|a small, meat-filled, fried baozi from Shanghai|
|Tangbaozi||汤包 / 湯包
|a large soup-filled baozi from Yangzhou drunk through a straw;
in other areas of China, it is small in size with rich soup
|Hokkien: tāu-se-pau||filled with sweet bean paste|
|Lotus seed bun||莲蓉包
|filled with sweetened lotus seed paste|
|Kaya-baozi||filled with Kaya, a popular jam made from coconut, eggs, and sometimes pandan in Malaysia and Singapore|
|Naihuangbao||奶黄包 / 奶黃包
|filled with sweet yellow custard filling|
|Shāobāo||烧包 / 燒包
|Spanish: siópao; Philippine: siyopaw||steamed, filled with either chicken, pork, shrimp or salted egg|
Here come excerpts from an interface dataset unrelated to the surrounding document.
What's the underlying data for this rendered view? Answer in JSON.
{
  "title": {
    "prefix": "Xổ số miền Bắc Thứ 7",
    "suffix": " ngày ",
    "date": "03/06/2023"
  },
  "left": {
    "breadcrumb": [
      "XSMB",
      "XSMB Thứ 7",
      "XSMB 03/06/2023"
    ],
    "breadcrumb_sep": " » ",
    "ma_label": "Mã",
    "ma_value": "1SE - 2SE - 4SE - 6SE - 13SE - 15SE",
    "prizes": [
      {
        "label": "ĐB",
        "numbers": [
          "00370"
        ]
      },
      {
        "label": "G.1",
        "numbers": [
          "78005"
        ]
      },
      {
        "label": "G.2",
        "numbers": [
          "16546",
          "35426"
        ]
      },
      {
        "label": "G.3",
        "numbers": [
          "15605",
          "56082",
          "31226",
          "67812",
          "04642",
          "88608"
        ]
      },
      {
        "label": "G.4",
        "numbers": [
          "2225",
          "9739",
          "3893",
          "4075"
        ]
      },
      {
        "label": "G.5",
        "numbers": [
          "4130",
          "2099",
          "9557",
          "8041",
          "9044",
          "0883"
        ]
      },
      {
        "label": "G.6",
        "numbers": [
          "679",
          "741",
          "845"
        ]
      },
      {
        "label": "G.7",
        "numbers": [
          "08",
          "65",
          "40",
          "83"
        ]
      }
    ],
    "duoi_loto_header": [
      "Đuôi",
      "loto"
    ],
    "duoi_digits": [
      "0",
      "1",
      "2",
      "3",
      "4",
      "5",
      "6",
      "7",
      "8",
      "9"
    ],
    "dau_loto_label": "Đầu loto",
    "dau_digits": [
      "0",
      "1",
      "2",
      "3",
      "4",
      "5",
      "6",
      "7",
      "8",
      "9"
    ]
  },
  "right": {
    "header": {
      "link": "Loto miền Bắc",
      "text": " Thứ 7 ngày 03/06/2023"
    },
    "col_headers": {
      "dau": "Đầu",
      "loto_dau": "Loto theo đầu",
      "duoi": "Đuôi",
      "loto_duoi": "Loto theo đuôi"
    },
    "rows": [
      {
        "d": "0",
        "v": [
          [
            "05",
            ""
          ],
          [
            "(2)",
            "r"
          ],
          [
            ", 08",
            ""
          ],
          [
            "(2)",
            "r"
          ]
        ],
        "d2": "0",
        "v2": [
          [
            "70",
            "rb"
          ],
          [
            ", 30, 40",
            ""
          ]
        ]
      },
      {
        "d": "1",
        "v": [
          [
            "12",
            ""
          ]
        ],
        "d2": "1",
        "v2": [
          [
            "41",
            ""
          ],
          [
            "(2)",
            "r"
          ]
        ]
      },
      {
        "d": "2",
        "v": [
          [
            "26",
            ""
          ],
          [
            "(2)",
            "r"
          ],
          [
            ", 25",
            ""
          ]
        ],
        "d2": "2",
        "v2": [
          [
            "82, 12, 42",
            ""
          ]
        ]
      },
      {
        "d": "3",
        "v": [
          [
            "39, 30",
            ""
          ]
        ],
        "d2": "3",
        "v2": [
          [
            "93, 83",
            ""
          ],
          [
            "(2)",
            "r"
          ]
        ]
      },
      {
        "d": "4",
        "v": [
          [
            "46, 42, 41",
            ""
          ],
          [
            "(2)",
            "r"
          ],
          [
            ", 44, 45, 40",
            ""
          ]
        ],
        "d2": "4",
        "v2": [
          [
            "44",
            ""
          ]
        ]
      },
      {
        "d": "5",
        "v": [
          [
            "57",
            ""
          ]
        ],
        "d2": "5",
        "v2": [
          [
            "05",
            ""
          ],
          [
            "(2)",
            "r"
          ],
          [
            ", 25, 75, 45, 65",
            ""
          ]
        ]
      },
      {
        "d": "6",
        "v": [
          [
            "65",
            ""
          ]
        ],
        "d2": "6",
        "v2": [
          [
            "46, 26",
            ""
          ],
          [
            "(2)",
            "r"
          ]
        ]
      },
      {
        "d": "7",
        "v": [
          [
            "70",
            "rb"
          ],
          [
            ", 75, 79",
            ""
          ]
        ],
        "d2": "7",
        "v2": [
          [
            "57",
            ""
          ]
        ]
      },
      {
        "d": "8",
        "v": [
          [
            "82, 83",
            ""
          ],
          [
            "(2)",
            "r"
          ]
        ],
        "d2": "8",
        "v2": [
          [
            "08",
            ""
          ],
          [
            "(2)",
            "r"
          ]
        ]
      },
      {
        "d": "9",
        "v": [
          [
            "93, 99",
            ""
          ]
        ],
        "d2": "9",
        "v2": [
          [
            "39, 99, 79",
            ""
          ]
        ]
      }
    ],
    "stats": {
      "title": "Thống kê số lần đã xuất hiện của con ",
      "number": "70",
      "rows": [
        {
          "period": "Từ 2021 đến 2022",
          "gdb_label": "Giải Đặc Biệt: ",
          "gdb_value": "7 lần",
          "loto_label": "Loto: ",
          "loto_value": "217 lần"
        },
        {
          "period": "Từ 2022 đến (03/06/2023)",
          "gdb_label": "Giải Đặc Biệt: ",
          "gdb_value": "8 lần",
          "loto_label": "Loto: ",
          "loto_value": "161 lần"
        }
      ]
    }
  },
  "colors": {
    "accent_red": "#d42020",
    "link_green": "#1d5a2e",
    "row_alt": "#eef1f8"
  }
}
|steamed, filled with a black sesame paste|
|steamed, filled with a type of pickle, spices and possibly other vegetables or meat, common in Sichuan, China|
|Hokkien: Bah-pau||filled with pork|
|large buns filled with pork, eggs and other ingredients|
|well-known brand based in China famous for their fusion baozi, which are steamed and filled with a variety of pizza toppings|
In many Chinese cultures, these buns are a popular food, and widely available. While they can be eaten at any meal, baozi are often eaten for breakfast. They are also popular as a portable snack or meal.
The dish has also become common place throughout various regions of South East Asia due to longstanding Chinese immigration.
- Due to the long history of Chinese overseas diaspora in Malaysia, the Malays have adopted these buns as their own. A particularly Malay form of the baozi (called pau in Malay) is filled with potato curry, chicken curry or beef curry that are similar to the fillings of Malay curry puffs. Some variants have a quail egg in the middle, in addition to the curry. Due to the Muslim beliefs of most Malays, these buns are halal and contain no pork. One can find Malay stalls selling the buns by the roadside, at pasar malams (night markets), highway rest stops, and pasar Ramadans (Ramadan food bazaars).
- Similarly, in Indonesia the dish has been adopted into Indonesian cuisine through the integration of Chinese culture. It has been adopted through the Hokkien name of "Bakpao". Excluding existing meat filling, local variants include: chocolate, sweet potato, and marmalade filling.
- In the Philippines, their version of Baozi is called Siopao brought by Chinese immigrants (Sangleys) prior to Spanish colonialism. A Filipino siopao filing contains Meatball, Philippine adobo, flaked tuna and pork, and sometimes chocolate and cheese.
- A similar concept is also present in Thailand as they are called salapao.
- Bánh bao, the Vietnamese equivalent
- Buuz, the Mongolian equivalent
- Germknödel, the Austrian equivalent
- Dampfnudel, the German equivalent
- List of buns
- List of Chinese dishes
- List of steamed foods
- Manapua, the Hawaiian equivalent
- Mandu, the Korean equivalent
- manty/mantı (Turkic) Turkish, Persian, and Pukhtoon cuisines
- Mantou Chinese steamed bread without filling
- Momo, the Nepalese and Tibetan equivalent
- Nikuman (and Chūkaman), the Japanese variants
- Pao, the Malagasy equivalent
- Phillips, C. (2016). All Under Heaven: Recipes from the 35 Cuisines of China. Ten Speed Press. p. 405. ISBN 978-1-60774-982-0. Retrieved November 5, 2016.
- See Etymology of "mantou"